Alice Aycock

Alice Aycock’s retrospective, “Complex Visions,” which marks the 30th anniversary of Storm King, both continued and challenged the outdoor sculpture park’s prevailing conditions. Aycock’s level of accomplishment was equal to Storm King’s pageant of art, but it was her display of restless intelligence, unreined curiosity, and rebellious departure that made the exhibition remarkable.

Aycock’s delight in mismatched ideas from philosophical, scientific, and cultural sources complicates and enriches her work, and this exhibition confirmed an ever-widening, discursive outlook. Low Building with Dirt Roof (for Mary), 1990, one of three outdoor pieces, was a reconstruction of a piece originally built in Pennsylvania in 1973. This wood-framed hip roof covered with dirt is supported on low stone walls. Less than 30 inches in height, the structure requires a squatting motion to look at the interior. The sweet green smell of a thick coat of grass on the roof did not diminish the disturbing qualities of a damp, claustrophobic space that was roof and foundation, attic and cellar, at the same time.

Aycock’s understanding of space has expanded, and is now informed by cultural influences that extend beyond the usual Western spatial experience. An interest in the design and construction of games, the dynamics of chance, and the inevitability of risk invaded the work in the late ’70s and ’80s, and during this period Aycock’s projects came to involve tumbling dice, the roulette wheel, and the repetitious movements of menacing machines. An indoor piece, How to Catch and Manufacture Ghosts, 1979, is a vast theatrically lit assemblage of props and pulleys inspired by the belief of some early inventors that their new electrical and magnetic apparatuses could capture supernatural presences. Aycock’s fragile technology, which conforms to a system based on both logic and faith, was disarmed in this installation by a quotation on the wall describing a schizophrenic’s sensation of dreaming himself back home in his mother’s kitchen.

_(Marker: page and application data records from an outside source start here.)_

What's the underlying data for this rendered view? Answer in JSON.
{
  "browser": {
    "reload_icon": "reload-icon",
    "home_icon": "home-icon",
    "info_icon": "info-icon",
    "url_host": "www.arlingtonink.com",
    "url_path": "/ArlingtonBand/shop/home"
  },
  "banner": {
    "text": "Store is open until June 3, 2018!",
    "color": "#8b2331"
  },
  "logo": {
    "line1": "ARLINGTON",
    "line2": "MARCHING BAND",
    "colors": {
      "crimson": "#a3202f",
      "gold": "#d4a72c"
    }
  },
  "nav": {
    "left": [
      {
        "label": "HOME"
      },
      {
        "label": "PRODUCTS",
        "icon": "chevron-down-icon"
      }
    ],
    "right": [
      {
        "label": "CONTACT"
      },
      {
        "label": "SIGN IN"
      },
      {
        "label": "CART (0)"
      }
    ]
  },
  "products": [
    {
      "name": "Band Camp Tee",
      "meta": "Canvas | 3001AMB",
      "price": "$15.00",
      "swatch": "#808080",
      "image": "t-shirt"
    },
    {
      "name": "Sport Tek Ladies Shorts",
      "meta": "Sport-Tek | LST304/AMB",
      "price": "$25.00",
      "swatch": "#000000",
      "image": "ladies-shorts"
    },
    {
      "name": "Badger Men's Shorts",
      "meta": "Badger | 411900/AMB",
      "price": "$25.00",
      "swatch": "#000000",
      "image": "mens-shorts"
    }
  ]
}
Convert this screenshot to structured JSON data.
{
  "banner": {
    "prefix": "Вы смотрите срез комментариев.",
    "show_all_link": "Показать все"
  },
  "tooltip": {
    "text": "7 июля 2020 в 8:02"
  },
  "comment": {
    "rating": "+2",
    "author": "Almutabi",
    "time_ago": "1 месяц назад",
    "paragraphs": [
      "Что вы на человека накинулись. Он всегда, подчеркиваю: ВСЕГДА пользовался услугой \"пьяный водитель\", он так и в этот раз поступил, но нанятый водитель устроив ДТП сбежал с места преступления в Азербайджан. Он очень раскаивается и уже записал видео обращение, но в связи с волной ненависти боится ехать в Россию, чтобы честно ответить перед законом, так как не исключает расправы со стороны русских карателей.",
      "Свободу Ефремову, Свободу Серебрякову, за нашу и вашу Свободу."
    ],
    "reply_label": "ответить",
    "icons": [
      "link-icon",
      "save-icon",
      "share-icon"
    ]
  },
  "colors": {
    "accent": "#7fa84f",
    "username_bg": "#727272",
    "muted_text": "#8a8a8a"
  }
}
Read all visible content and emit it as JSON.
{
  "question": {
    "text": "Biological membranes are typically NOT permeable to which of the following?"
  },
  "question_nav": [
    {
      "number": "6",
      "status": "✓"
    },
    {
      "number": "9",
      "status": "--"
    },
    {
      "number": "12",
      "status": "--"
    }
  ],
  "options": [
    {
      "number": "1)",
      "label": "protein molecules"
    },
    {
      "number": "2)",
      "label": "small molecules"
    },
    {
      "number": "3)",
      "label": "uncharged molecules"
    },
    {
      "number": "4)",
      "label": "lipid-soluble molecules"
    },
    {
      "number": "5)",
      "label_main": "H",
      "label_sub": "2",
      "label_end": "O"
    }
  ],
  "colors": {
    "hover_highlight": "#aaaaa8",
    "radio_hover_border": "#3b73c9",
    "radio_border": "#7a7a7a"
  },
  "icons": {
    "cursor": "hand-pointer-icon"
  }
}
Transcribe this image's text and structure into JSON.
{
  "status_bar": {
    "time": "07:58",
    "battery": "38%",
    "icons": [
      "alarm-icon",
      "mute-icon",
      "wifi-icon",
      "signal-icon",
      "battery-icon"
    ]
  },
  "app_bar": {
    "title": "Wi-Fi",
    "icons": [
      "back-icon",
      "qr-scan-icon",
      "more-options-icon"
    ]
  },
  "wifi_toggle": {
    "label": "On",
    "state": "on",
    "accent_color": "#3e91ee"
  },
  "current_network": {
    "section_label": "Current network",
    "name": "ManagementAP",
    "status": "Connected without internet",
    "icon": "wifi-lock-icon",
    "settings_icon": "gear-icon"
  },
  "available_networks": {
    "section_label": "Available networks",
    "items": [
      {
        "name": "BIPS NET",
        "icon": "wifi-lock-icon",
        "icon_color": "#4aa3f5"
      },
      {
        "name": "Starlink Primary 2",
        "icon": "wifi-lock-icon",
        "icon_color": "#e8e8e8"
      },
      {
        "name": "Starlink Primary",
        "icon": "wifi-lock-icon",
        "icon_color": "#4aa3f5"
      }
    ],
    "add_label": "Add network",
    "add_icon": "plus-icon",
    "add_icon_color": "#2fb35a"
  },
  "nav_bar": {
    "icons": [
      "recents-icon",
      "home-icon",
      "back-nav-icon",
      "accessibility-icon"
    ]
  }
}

Aycock’s precise drawings illuminate the ways that she anticipates and makes space, explores and constructs order. Fantasy Drawing for Storm King Sculpture, 1990, is a spartan, restrained vision of the immense sculpture she built for this retrospective. The sculpture has two complex elements. In the foreground a horizontal wheel, with hip-roofed huts arranged in a spokelike configuration, serves as a dependable vernacular foundation for an elaborate steel balcony with railings and picket fences. Above this platform another steel disc supports a ring of large rocks and a small tree. The other component is an enormous rotatable roulette wheel propped up like a target. The wheel has an aperture that “selects” astronomical signs, making it an immense horoscope driven simultaneously by the serial order of the zodiac cycle and by the unruly principles of chance.

This new sculpture was installed close to Aycock’s low-roofed reconstruction. The formal differences were sensational: simple farm vernacular had evolved into a sophisticated, fanciful machine, but the intellectual and spatial demands of the works were not so dissimilar. Aycock’s work continues to challenge, but the conditions perpetually change. A more cautious artist might edit a compendium of such disparate ideas and influences into some kind of coherence, but Aycock likes the risk of velocity in new territory.

Patricia C. Phillips